Inspired by the Surrealists, the abstract expressionism movement also laid heavy emphasis on expressing unfiltered thoughts that expressed true reality and freedom.
According to Mark Rothko, abstract expressionism is an adventure into the unknown, and it is the artist’s job to render those unknown images so that they can be communicated to the onlooker.
Famous Abstract Expressionism Artists
There are many abstract expressionist artists of renown from the New York School (a group of abstract expressionists residing in New York City started calling themselves the New York School).
A few of the notable ones are mentioned below with a little detail:
Arguably, one of the most famous abstract expressionists was Paul Jackson Pollock.
He is famous for his dripping technique where he would splash and drip paint onto a canvas placed on the floor.
This horizontal painting style made him view his work from all angles enabling him to create mesmerizing art that caught your eye no matter from where you looked at it.
To learn more about Jackson Pollock, we recommend checking out this in-depth video by The Art Assignment:
Willem de Kooning
This Dutch-American abstract expressionist turned to abstractions in the 1940s when, unable to afford oil paints and painting tools, he turned to painting black and white abstractions.
He is famous for his ‘woman series’ that started in the 1950s.
To learn more about Willem de Kooning, we recommend checking out this video by Phaidon:
The color field painter, Mark Rothko, was inspired by the philosophical Jungian theories of the unconscious and mythology.
According to him, he sought to liberate the human unconscious through his art.
His style consisted of rectangles with undefined, sometimes blurry edges, against a single color background.
He also considered his subjects to be primitive and mythological, and it has an almost meditative effect.
To learn more about Mark Rothko, we recommend checking out this video by The Art Assignment:
Abstract expressionism is a non-representational form of art that is characterized by its aggressive brush strokes, vibrant colors, and almost spontaneous rendition of the unconscious.
It was the product of the time and heavily influenced by Surrealists, Jazz music, Freudian and Jungian psychology, and Cold War politics.
It is also a true American art form born in New York City.

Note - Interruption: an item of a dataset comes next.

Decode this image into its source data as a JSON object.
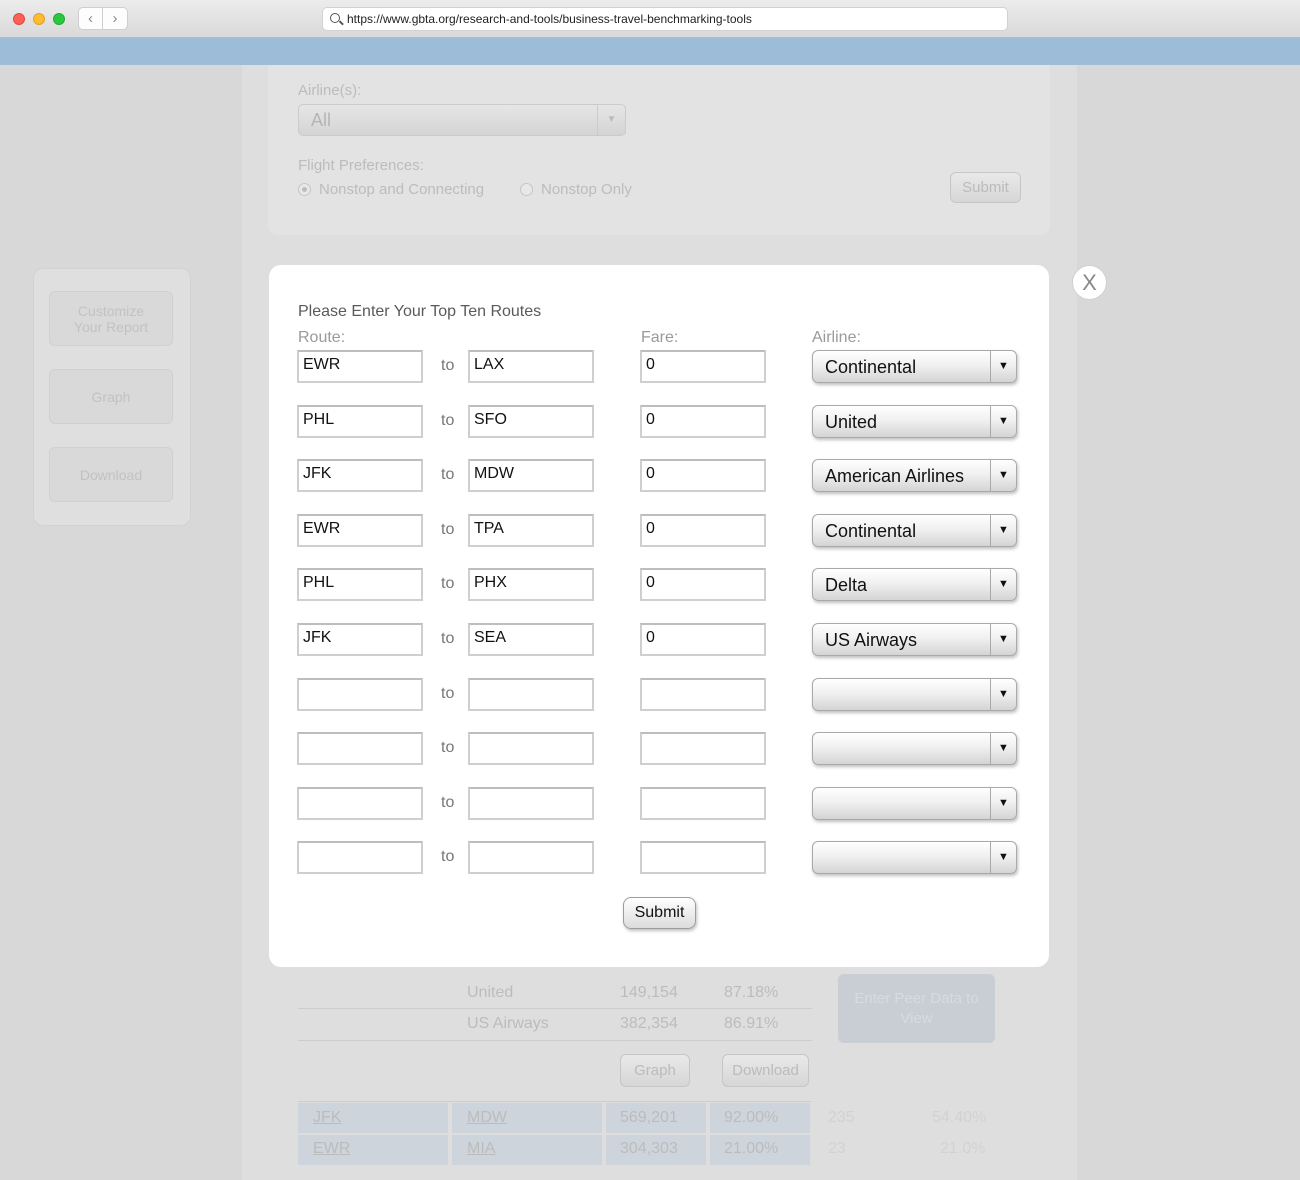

Harriet Maher a freelance writer based in Otautahi New Zealand, where she grew up. After completing an Honours degree in Art History at the University of Canterbury in 2014, she was awarded a full scholarship for a Masters in Art History at the University of Melbourne, which she completed in 2017. She has a lifelong desire to learn, so she’s passionate about new and innovative art practices, and she’s always seeking out new ways to look at and understand art. Her writing attempts to make the invisible seen, and the unsayable said.